WORK TASK
Your task is to repeat the entries word for word while leaving out the pictures.

EXTRACTED ENTRIES
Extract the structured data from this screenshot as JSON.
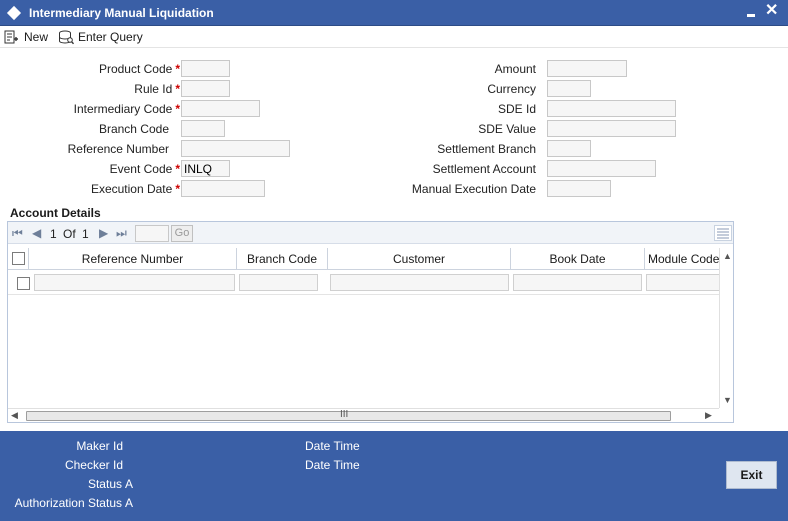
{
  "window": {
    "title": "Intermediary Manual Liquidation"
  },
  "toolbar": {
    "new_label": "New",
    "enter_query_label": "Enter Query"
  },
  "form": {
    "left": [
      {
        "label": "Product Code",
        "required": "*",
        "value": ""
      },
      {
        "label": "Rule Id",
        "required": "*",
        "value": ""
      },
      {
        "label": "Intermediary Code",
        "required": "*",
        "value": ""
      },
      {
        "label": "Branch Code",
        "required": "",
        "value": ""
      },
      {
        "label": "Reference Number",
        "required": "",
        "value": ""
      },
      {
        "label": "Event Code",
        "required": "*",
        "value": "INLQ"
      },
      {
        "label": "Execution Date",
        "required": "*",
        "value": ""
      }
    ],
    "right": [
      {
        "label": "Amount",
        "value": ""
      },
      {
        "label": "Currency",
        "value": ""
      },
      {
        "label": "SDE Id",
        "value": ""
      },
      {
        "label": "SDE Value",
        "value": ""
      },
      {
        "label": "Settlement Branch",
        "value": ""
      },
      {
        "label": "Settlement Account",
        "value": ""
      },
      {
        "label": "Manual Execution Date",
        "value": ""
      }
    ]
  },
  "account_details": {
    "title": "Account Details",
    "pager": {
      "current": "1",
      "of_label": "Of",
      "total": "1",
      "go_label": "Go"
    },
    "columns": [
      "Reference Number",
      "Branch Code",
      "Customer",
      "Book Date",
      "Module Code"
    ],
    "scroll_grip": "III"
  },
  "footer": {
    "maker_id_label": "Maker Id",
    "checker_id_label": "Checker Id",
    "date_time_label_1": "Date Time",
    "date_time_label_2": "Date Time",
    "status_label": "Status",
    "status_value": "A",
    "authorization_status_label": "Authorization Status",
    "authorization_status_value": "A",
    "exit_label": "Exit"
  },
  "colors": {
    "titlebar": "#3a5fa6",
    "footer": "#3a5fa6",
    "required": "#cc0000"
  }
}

OUTPUT OF THE TASK
Extract the structured data from this screenshot as JSON.
{
  "window": {
    "title": "Intermediary Manual Liquidation"
  },
  "toolbar": {
    "new_label": "New",
    "enter_query_label": "Enter Query"
  },
  "form": {
    "left": [
      {
        "label": "Product Code",
        "required": "*",
        "value": ""
      },
      {
        "label": "Rule Id",
        "required": "*",
        "value": ""
      },
      {
        "label": "Intermediary Code",
        "required": "*",
        "value": ""
      },
      {
        "label": "Branch Code",
        "required": "",
        "value": ""
      },
      {
        "label": "Reference Number",
        "required": "",
        "value": ""
      },
      {
        "label": "Event Code",
        "required": "*",
        "value": "INLQ"
      },
      {
        "label": "Execution Date",
        "required": "*",
        "value": ""
      }
    ],
    "right": [
      {
        "label": "Amount",
        "value": ""
      },
      {
        "label": "Currency",
        "value": ""
      },
      {
        "label": "SDE Id",
        "value": ""
      },
      {
        "label": "SDE Value",
        "value": ""
      },
      {
        "label": "Settlement Branch",
        "value": ""
      },
      {
        "label": "Settlement Account",
        "value": ""
      },
      {
        "label": "Manual Execution Date",
        "value": ""
      }
    ]
  },
  "account_details": {
    "title": "Account Details",
    "pager": {
      "current": "1",
      "of_label": "Of",
      "total": "1",
      "go_label": "Go"
    },
    "columns": [
      "Reference Number",
      "Branch Code",
      "Customer",
      "Book Date",
      "Module Code"
    ],
    "scroll_grip": "III"
  },
  "footer": {
    "maker_id_label": "Maker Id",
    "checker_id_label": "Checker Id",
    "date_time_label_1": "Date Time",
    "date_time_label_2": "Date Time",
    "status_label": "Status",
    "status_value": "A",
    "authorization_status_label": "Authorization Status",
    "authorization_status_value": "A",
    "exit_label": "Exit"
  },
  "colors": {
    "titlebar": "#3a5fa6",
    "footer": "#3a5fa6",
    "required": "#cc0000"
  }
}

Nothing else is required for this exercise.